‘Government cannot cope with demand for long-term care’ – Justyne Caruana

Parliamentary secretary for the elderly insists that long-term care is not just the state’s responsibility but also that of patient’s relatives; dementia sufferers amount to 5% of all elderly.

Over 2,000 elderly people are currently waiting to be placed under a state-funded long-term care, but with the government’s financial limitations as well as the increasing demand due to the ageing population, parliamentary secretary for active ageing and the elderly Justyne Caruana has conceded that Malta cannot cope with the demand.
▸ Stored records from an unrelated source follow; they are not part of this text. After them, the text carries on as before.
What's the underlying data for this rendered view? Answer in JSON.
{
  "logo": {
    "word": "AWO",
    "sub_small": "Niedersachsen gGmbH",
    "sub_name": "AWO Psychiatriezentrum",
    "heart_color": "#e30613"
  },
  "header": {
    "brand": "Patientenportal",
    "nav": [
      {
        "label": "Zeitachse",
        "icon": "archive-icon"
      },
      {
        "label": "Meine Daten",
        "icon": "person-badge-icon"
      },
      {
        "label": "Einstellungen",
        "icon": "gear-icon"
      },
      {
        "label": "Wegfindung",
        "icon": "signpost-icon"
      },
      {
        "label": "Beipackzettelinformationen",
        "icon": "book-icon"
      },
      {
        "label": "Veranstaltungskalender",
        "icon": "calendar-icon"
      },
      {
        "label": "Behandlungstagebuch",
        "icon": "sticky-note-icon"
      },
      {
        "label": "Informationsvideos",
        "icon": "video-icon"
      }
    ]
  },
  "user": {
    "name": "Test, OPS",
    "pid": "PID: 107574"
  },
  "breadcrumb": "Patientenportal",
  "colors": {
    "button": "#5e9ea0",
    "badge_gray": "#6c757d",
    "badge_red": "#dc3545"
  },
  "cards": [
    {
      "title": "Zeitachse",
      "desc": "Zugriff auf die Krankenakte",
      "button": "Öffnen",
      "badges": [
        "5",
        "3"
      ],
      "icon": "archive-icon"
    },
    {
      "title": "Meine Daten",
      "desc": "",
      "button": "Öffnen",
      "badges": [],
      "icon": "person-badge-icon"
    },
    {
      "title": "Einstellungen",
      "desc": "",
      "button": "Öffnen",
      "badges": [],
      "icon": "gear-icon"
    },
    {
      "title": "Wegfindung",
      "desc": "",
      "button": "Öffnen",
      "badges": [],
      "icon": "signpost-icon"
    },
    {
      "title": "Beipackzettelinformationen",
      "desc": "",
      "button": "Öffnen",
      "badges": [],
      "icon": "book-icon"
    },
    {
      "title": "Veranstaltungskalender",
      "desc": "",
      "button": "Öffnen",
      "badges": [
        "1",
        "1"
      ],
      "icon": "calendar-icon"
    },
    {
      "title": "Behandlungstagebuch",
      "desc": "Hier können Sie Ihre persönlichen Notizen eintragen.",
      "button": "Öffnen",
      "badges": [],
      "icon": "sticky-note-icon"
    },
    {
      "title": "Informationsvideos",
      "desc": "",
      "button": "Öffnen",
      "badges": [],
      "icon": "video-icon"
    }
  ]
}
“There are currently at least 2,000 elderly people waiting to be placed under long-term care, some of whom have been on the waiting list since 2009. The government must build the equivalent of two St Vincent de Paule residences to cater for the demand,” Justyne Caruana said.

Hosted on the latest edition of Reporter, the parliamentary secretary explained that Malta’s ageing population has not only brought into question the government’s inability to meet the increasing demand for long term care, but has also brought to light the issue of the pension system’s sustainability, active ageing, and the elderly’s economic participation.

A demographic phenomenon caused by a higher life expectancy and decreases in Malta’s mortality and fertility rates, the ageing of the Maltese population has been dubbed as an impending time bomb that would eventually see Malta’s elderly outnumber children.

Statistically, Malta’s life expectancy of 82-years-old is among the highest in Europe, while at present one out of nine is over the age of 60, and by 2050 it will be one in five, Dr Marvin Formosa, a gerontology lecturer at the University of Malta said while hosted on TVM’s Reporter.

“Notwithstanding the government’s health sector, and its commitment on increasing the beds by 300 every year, the stark reality is that the demand for long-term care is increasing,” Justyne Caruana said.

“Beds are allocated according to priority and the level of dependence of the person, and not according to how much the person has been waiting for. There is not enough money for the government to cope with the demand, so the inclusion of private hospitals is of paramount importance.”

But Caruana, as well as her Nationalist counterpart Mario Galea, have issued a stark warning: The elderly’s long-term care is not just the state’s responsibility, but conversely, relatives must shoulder their responsibility.

“It is not just the responsibility of the state. There is this incorrect perception that as soon as an elderly person is in need of long-term care, he or she becomes the state’s problem. The relatives must shoulder the responsibility too,” PN spokesperson for the elderly said.

Galea also explained that the bed shortage in elderly homes also spills to Mater Dei, as currently some patients stay at Mater Dei despite being discharged – all this because they have no place for long term care.

Asked by host Saviour Balzan whether increasing Malta’s retirement age is the only way on making the pension system sustainable, Galea argued that this is not the only solution, claiming that it is not opportune to give his personal opinion until discussions are carried out – a stark contrast to parliamentary secretary Justyne Caruana who insisted that the government will not increase the retirement age.

Meanwhile, gerontology lecturer Marvin Formosa explained that currently, 6,000 persons are suffering from dementia in Malta, a figure which  amounts to 5% of all the elderly.

“Dementia sufferers will explode in ten years’ time. We are not yet prepared to tackle this increase, carers, nurses are still undergoing training. The cost to care for dementia will eventually surpass the cost spent on treating cancer.”